Hidden assets can impact asset division in New York divorces

On Behalf of | Dec 29, 2017 | Blog |

One of the most contentious issues in many divorces is how assets and debt acquired during the marriage are split between spouses. Unless there is a prenuptial agreement on record, you have two basic approaches to asset division. One involves a non-contested divorce, where you and your spouse agree to specific terms for asset division prior to filing with the courts. The other involves asking the courts to handle the asset division process for you.

When the courts decide how to divide your assets during a divorce, it can become nearly impossible to accurately predict the outcome. This is due, in part, to the unique nature of each marriage. The courts must consider a variety of factors when determining how to fairly and equitably split up any possessions and debts. If they don’t know about certain assets, however, it may be difficult or impossible to obtain a fair division of assets.

People fearing divorce may plan ahead by hiding assets

Regardless of who finally files for divorce, many times both spouses can see it coming before it is made official. If there have been struggles between you and your spouse, he or she may have already started planning for the inevitable. In some cases, that planning could include hiding assets to avoid the courts dividing them. The greater your marital income and total household net worth, the more likely hidden assets become in your divorce.

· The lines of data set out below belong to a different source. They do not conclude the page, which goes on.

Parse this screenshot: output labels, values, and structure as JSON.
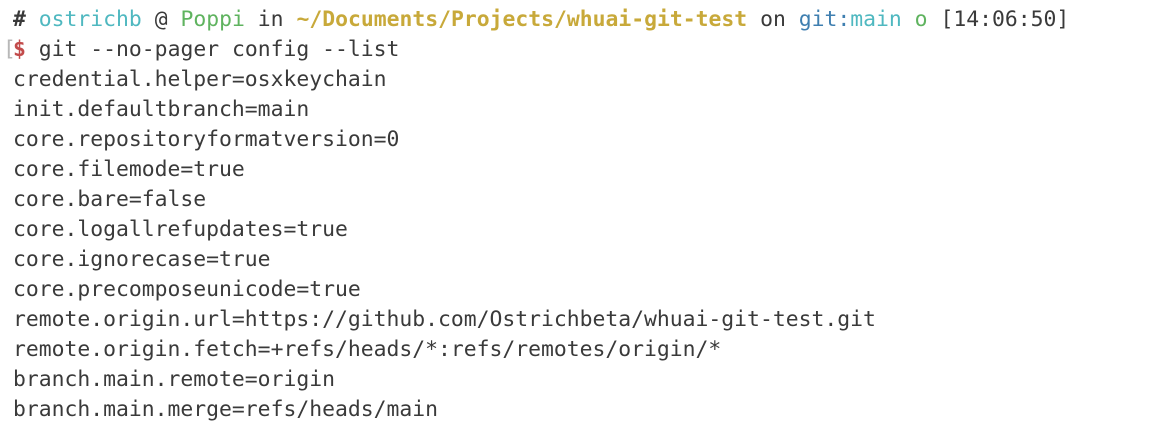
{
  "prompt": {
    "hash": "#",
    "user": "ostrichb",
    "at": "@",
    "host": "Poppi",
    "in": "in",
    "path": "~/Documents/Projects/whuai-git-test",
    "on": "on",
    "git_label": "git:",
    "branch": "main",
    "status": "o",
    "time": "[14:06:50]"
  },
  "command": {
    "bracket": "[",
    "symbol": "$",
    "text": "git --no-pager config --list"
  },
  "output": [
    "credential.helper=osxkeychain",
    "init.defaultbranch=main",
    "core.repositoryformatversion=0",
    "core.filemode=true",
    "core.bare=false",
    "core.logallrefupdates=true",
    "core.ignorecase=true",
    "core.precomposeunicode=true",
    "remote.origin.url=https://github.com/Ostrichbeta/whuai-git-test.git",
    "remote.origin.fetch=+refs/heads/*:refs/remotes/origin/*",
    "branch.main.remote=origin",
    "branch.main.merge=refs/heads/main"
  ],
  "colors": {
    "background": "#ffffff",
    "text": "#3a3a3a",
    "user": "#4fb8c0",
    "host": "#5fb35f",
    "path": "#c8a93a",
    "git_label": "#3f7fb0",
    "dollar": "#c24b4b"
  }
}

Hiding assets can look like opening an international banking account that receives a portion of every paycheck or commission. It can also look like small cash withdrawals from a shared account, resulting in a substantial accumulation of liquid capital. Sometimes, it even looks like purchasing valuable items for personal use or as a collection to avoid the other spouse laying claim to those items and the value they represent. Hidden assets may even be items your spouse gives or sells for a very low price to friends, family or coworkers shortly before your divorce.

New York courts can only divide what they know about

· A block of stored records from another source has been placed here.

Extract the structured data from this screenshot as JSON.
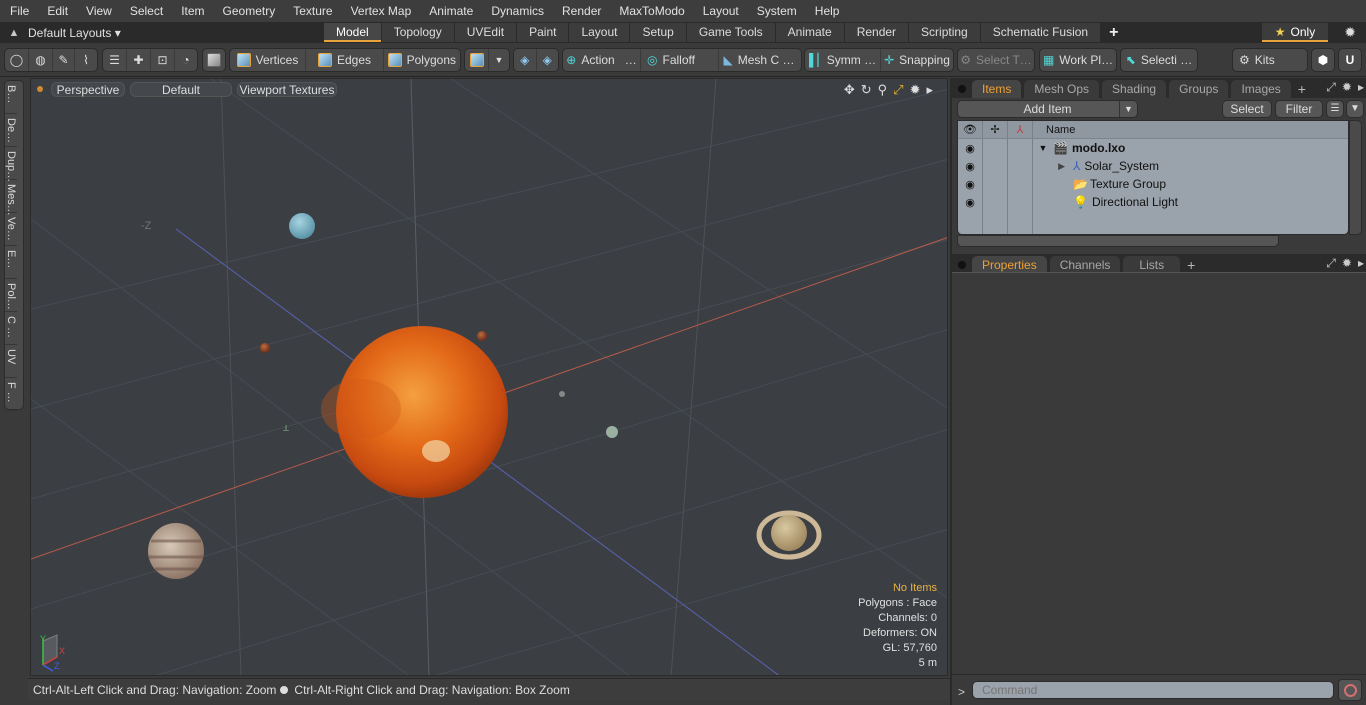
{
  "menu": [
    "File",
    "Edit",
    "View",
    "Select",
    "Item",
    "Geometry",
    "Texture",
    "Vertex Map",
    "Animate",
    "Dynamics",
    "Render",
    "MaxToModo",
    "Layout",
    "System",
    "Help"
  ],
  "layoutbar": {
    "layouts_label": "Default Layouts ▾",
    "tabs": [
      "Model",
      "Topology",
      "UVEdit",
      "Paint",
      "Layout",
      "Setup",
      "Game Tools",
      "Animate",
      "Render",
      "Scripting",
      "Schematic Fusion"
    ],
    "active_tab": "Model",
    "add_tab": "+",
    "only_label": "Only",
    "accent": "#e8a33c"
  },
  "toolbar": {
    "vertices": "Vertices",
    "edges": "Edges",
    "polygons": "Polygons",
    "action": "Action",
    "action_more": "…",
    "falloff": "Falloff",
    "mesh_c": "Mesh C …",
    "symm": "Symm …",
    "snapping": "Snapping",
    "select_t": "Select T…",
    "work_pl": "Work Pl…",
    "selecti": "Selecti …",
    "kits": "Kits"
  },
  "left_tabs": [
    "B…",
    "De…",
    "Dup…",
    "Mes…",
    "Ve…",
    "E…",
    "Pol…",
    "C …",
    "UV",
    "F …"
  ],
  "viewport": {
    "view_mode": "Perspective",
    "shading": "Default",
    "textures": "Viewport Textures",
    "axis_label": "-Z",
    "hud": {
      "selection": "No Items",
      "polygons": "Polygons : Face",
      "channels": "Channels: 0",
      "deformers": "Deformers: ON",
      "gl": "GL: 57,760",
      "scale": "5 m"
    },
    "gizmo": {
      "x": "X",
      "y": "Y",
      "z": "Z"
    }
  },
  "status": {
    "hint1": "Ctrl-Alt-Left Click and Drag: Navigation: Zoom",
    "hint2": "Ctrl-Alt-Right Click and Drag: Navigation: Box Zoom"
  },
  "items_panel": {
    "tabs": [
      "Items",
      "Mesh Ops",
      "Shading",
      "Groups",
      "Images"
    ],
    "active_tab": "Items",
    "add_item": "Add Item",
    "select": "Select",
    "filter": "Filter",
    "column_name": "Name",
    "rows": [
      {
        "name": "modo.lxo",
        "icon": "scene-icon",
        "expander": "▼",
        "bold": true
      },
      {
        "name": "Solar_System",
        "icon": "locator-icon",
        "expander": "▶",
        "bold": false
      },
      {
        "name": "Texture Group",
        "icon": "folder-icon",
        "expander": "",
        "bold": false
      },
      {
        "name": "Directional Light",
        "icon": "light-icon",
        "expander": "",
        "bold": false
      }
    ]
  },
  "properties_panel": {
    "tabs": [
      "Properties",
      "Channels",
      "Lists"
    ],
    "active_tab": "Properties"
  },
  "command": {
    "prompt": ">",
    "placeholder": "Command"
  }
}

In order to ensure that the asset division process is as fair to both parties as possible, the courts need to receive a thorough and accurate asset and debt inventory. Without accurate financial information, the courts will not be able to create a fair and effective solution to your asset division issue.

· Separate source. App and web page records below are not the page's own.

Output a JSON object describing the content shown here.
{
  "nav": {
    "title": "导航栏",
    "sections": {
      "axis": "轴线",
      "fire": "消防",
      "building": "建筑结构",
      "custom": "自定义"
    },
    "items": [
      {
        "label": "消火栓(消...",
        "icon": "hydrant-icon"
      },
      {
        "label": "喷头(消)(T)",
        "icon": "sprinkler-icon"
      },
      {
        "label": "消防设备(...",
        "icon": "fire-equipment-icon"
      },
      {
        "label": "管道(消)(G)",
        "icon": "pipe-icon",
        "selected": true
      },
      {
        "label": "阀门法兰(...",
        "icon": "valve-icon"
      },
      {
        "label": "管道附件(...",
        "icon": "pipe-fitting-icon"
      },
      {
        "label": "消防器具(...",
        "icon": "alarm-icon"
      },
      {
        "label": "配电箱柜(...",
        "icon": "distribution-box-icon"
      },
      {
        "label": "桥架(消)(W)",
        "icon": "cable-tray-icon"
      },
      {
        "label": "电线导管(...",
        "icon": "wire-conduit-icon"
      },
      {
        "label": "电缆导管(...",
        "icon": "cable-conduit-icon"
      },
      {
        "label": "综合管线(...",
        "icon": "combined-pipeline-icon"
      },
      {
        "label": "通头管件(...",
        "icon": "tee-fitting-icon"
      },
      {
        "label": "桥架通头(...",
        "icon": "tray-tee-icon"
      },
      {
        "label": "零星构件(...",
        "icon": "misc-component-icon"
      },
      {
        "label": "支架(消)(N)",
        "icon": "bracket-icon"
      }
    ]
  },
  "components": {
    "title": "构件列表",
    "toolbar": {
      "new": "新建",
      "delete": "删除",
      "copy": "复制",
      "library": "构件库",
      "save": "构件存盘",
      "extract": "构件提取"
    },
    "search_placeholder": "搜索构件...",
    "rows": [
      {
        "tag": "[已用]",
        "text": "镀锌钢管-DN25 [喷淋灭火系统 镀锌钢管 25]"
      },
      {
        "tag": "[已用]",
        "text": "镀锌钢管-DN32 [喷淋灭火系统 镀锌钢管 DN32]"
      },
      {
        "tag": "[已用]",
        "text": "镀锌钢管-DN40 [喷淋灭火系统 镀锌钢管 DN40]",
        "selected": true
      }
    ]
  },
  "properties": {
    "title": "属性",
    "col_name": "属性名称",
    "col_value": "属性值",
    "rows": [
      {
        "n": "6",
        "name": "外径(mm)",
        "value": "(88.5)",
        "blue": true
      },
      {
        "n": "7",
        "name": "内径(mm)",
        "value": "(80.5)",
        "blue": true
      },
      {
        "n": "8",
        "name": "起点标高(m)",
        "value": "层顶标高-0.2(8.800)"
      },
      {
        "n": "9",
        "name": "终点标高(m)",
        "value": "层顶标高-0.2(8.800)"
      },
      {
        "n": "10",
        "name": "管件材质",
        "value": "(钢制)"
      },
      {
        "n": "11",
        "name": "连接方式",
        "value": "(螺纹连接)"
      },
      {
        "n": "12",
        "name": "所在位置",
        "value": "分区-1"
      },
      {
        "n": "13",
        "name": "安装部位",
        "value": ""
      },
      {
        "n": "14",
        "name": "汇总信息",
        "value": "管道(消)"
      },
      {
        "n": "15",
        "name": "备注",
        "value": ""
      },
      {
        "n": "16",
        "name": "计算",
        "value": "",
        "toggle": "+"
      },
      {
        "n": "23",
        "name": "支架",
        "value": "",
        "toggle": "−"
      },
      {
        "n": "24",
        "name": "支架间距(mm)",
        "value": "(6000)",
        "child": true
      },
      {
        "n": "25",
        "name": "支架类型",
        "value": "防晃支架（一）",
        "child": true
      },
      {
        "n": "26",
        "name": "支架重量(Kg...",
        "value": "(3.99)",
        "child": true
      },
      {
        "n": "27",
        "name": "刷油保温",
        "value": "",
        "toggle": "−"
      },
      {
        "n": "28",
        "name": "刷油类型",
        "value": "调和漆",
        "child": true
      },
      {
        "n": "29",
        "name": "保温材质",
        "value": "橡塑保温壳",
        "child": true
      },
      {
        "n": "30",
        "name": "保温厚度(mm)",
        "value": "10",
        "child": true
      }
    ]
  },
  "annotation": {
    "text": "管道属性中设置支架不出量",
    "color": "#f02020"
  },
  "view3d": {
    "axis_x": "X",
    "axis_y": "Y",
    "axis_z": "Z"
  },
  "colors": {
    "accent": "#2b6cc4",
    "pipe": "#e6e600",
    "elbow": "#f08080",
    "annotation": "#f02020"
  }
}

Ensuring that you have complete and accurate financial records is an important step to divorcing well. You should also take careful inventory of possessions you may not have an interest in that carry a substantial value. Doing so can help ensure that the courts have a clear and thorough idea of what assets and debts resulted from your marriage.